Gloss on Wood
Dimensions: 30″ x 23″
Modern impressionism, This beautiful original brings to life New York at night in a way that no other artist is quite able to recreate.
The Gallery is off to the Hamptons Art Fair in July and to celebrate we thought we would have a look at the developing skylines of two iconic cities.
(Have a peak what’s going on here www.arthamptons.com)
Since New Amsterdam became New York in 1664, constant change and development has been its driving force. Today, it is America’s densest urban environment and most vital city, boasting one of the most recognizable skylines in the world.
The towering blocks of steel and glass are the attraction of thousands of visitors to the city each year and the focus of many artists each trying to represent their interpretation of the cities aura, personality and all encompassing energy.
London settled by the Romans in 43 AD has undergone constant change and still today is ever evolving.
Its iconic skyline wouldn’t be the same without its many spires and famed domed cathedral of St. Pauls designed by Christopher Wren, views of which are fiercely protected to maintain the type of skyline captured by Canaletto in the 18th century.
‘Nottinghill Pastels’ by Rachel Tighe
Acrylic on Canvas
Dimensions: 36″ x 48″
Rachel Tighe, dubbed the modern Lowry. Her work brings together a unique illustrative technique blended with graphical design processes and infused with a strong sense of colour
Nowadays the city becoming better known for its ultra modern skyscrapers such as Norman Foster’s Gherkin and most recently Renzo Piano’s, Shard at London Bridge.
Arguably this is creating a cityscape that looks no different to that of other cities, but in my opinion this is no bad thing.

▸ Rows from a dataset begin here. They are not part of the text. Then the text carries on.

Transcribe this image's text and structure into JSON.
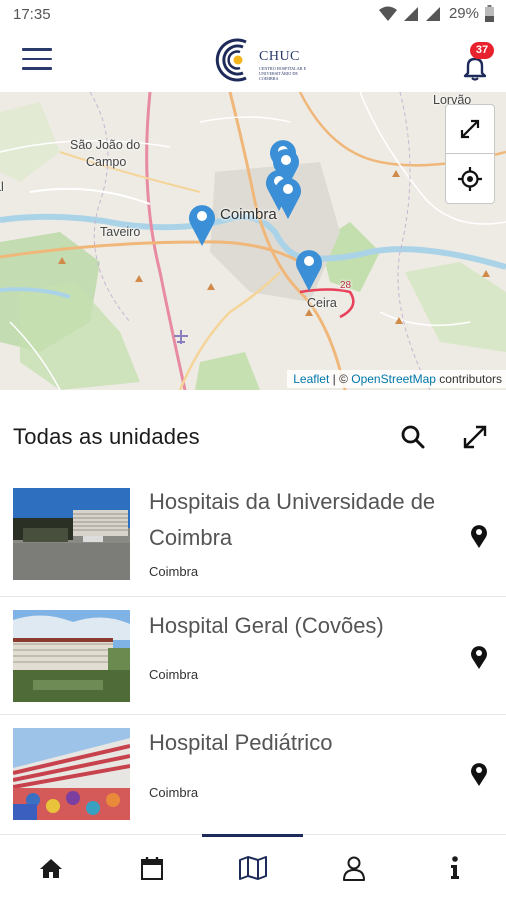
{
  "status_bar": {
    "time": "17:35",
    "battery": "29%"
  },
  "app_bar": {
    "logo_text": "CHUC",
    "logo_subtitle": "CENTRO HOSPITALAR E UNIVERSITÁRIO DE COIMBRA",
    "notification_count": "37"
  },
  "map": {
    "labels": {
      "lorvao": "Lorvão",
      "sao_joao_line1": "São João do",
      "sao_joao_line2": "Campo",
      "coimbra": "Coimbra",
      "taveiro": "Taveiro",
      "ceira": "Ceira",
      "road_number": "28",
      "edge_letter": "al"
    },
    "attribution": {
      "leaflet": "Leaflet",
      "separator": " | © ",
      "osm": "OpenStreetMap",
      "contributors": " contributors"
    },
    "accent_color": "#3b8fd6"
  },
  "list": {
    "title": "Todas as unidades",
    "items": [
      {
        "name": "Hospitais da Universidade de Coimbra",
        "city": "Coimbra"
      },
      {
        "name": "Hospital Geral (Covões)",
        "city": "Coimbra"
      },
      {
        "name": "Hospital Pediátrico",
        "city": "Coimbra"
      }
    ]
  },
  "bottom_nav": {
    "items": [
      {
        "icon": "home-icon"
      },
      {
        "icon": "calendar-icon"
      },
      {
        "icon": "map-icon",
        "active": true
      },
      {
        "icon": "user-icon"
      },
      {
        "icon": "info-icon"
      }
    ]
  },
  "colors": {
    "brand": "#1e2b5a",
    "badge": "#e8222d"
  }
}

Both London and New York have become global powerhouses, epicentres of commerce, culture and politics and if we were to restrict this natural evolution of the city they run the risk of stagnating, becoming glorified museum pieces that are unable to flourish and break into the new world.
Both cities inspire and draw us in, it isn’t hard to see why so many artists are compelled to paint cityscapes across the world and why so many want these scenes hanging in our homes.
Featured below are some examples of famous cityscapes from around the world for you to enjoy:
Ambrogio Lorenzetti: City by the Sea (c.1335)
Canaletto: The Thames and the City, 1746
George Bellows: New York, 1911
Marc Chagall: Paris through the window, 1913
Piet Mondrian: Broadway Boogie Woogie, 1942-43